Daniel Levinson studied the lives of hundreds of adult men and discovered that we actually are a lot like children. (No “I told you so”, ladies.) Just as children progress through clear stages of development, so Levinson discovered that men do too.
Every stage is given a name and detailed in The Seasons of a Man’s Life, published in 1978.
I’m turning 39 this month. Levinson calls the stage of development I’m in “Mid-Life Transition.” For most men it’s a “crisis,” Levinson writes. But it doesn’t have to be. Mine isn’t.
What Is A Mid-Life Crisis?
In the Mid-Life Transition a man thinks a lot about his ladder: values, marriage, career….
The ladder was built by the man to reach the Dream. Levinson capitalizes “Dream” as if it’s God – maybe because, to many men it is.

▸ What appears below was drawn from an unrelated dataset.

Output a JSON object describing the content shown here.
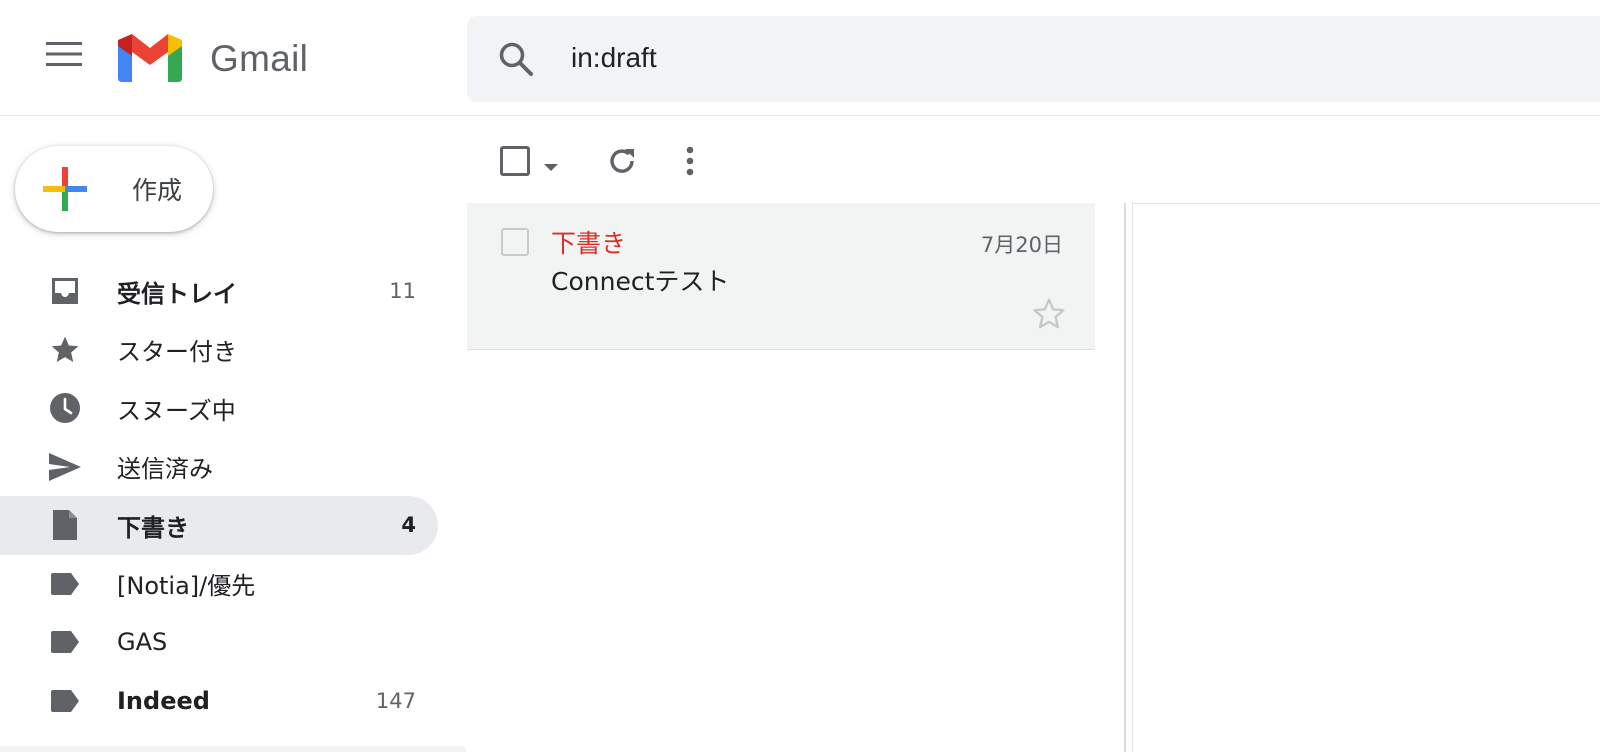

A guy forms his Dream in his early twenties and builds his ladder to reach it. The dream is the man’s quest, his mission, his goal – what he really wants more than anything else. He evaluates the Dream and the ladder in his late twenties and either trashes them and starts over on new ones (very rarely) or he doubles-down on the Dream and reapplies himself to climbing well.
Then, sometime between 37 and 45, the guy hits the “Mid-Life Transition” and re-evaluates the Dream and the ladder once more. This time more intensely.
He asks himself a lot of important questions: Where am I on my ladder? Is this where I thought I would be by this time in my life? And, most importantly…Is this even the right ladder to be climbing?
He’s deciding if he “wasted” the first half of his life on the wrong Dream, climbing the right ladder poorly or climbing the wrong ladder well. He’s making this decision – consciously or not.
Why Is The Mid-Life Transition Hard To Make?
He’s making this decision with a lot of people depending on him. That’s where so much of the man’s stress comes from. He may be married, have kids, be responsible for employees, he may be at least partially contributing to the success of a company. If he’s been dreaming the wrong dream or climbing the wrong ladder making changes now, at mid-life, won’t be easy.
He’s making this decision in light of his mortality. He’s not old, and he knows it, but he’s now certain he will be. This isn’t something he thought about when he first dreamed the Dream and gripped the first rung of his ladder in his twenties. Now he’s not just thinking about a Dream and how to successfully reach it. He’s thinking about the significance of it – of his very existence: When I’m gone what difference will my life have made?
My Story: No Getting Around The Mid-Life Transition
God did me a big favor in my twenties. At 26 I was happily married (out of my league), with a beautiful healthy baby girl, a record number of songs on the radio, accolades. At 30 I was living in my dream house, had three beautiful healthy kids, playing music for thousands of people who knew the words and bought the t-shirts, and I was making lots of money. One night, on stage with Michael W. Smith in the Netherlands, 36,000 people sang along…and I was happy.
I had accomplished my Dream.
Yep. What I’d wanted more than anything else (since I was a teenager) was wealth and respect. I didn’t realize it. If you’d told me so before that night I would have denied it. But I’m certain of it now. That’s why that night in the Netherlands felt like an arrival point, a finish line. Respect and wealth were my Dream – the things that really drove me.
After that night everything was different.
Finally having what I’d always wanted left me feeling there was something else I really needed.
That feeling led Becky and I to pray and God answered us in El Salvador. It was there that I got a new Dream and we started building a very different ladder at age 31.
The bulk of the re-evaluating and tweaking I’m supposed to do now during the Mid-Life Transition was done years ago. (Thank, God.) So I get to skip the Mid-Life Transition right? No such luck. Levinson says I’m still wired to through this
crisis transition. No matter how happy a man is, no matter how certain about the quality of his Dream, he will still re-evaluate his life and probably make some changes to his ladder. So, here I go – staying up late pondering, praying, doing the work of the Mid-Life Transition.
Anyway…I know there are a lot of women reading this blog of mine. And some of you are wondering what’s going on with your husband. I hope this helps. Your husband is dreaming and climbing, whether he realizes it or not.
I don’t know what your husband needs from you right now, but I know what I value most from Becky these days: She believes in my ability to make good decisions and believes God guides those decisions. She tells me so. She prays. And she says she loves me. She even likes me. That frees me up to focus on what God wants for us next and not on what it will take to win her over.
Hope this helps you.
Happy climbing, everyone.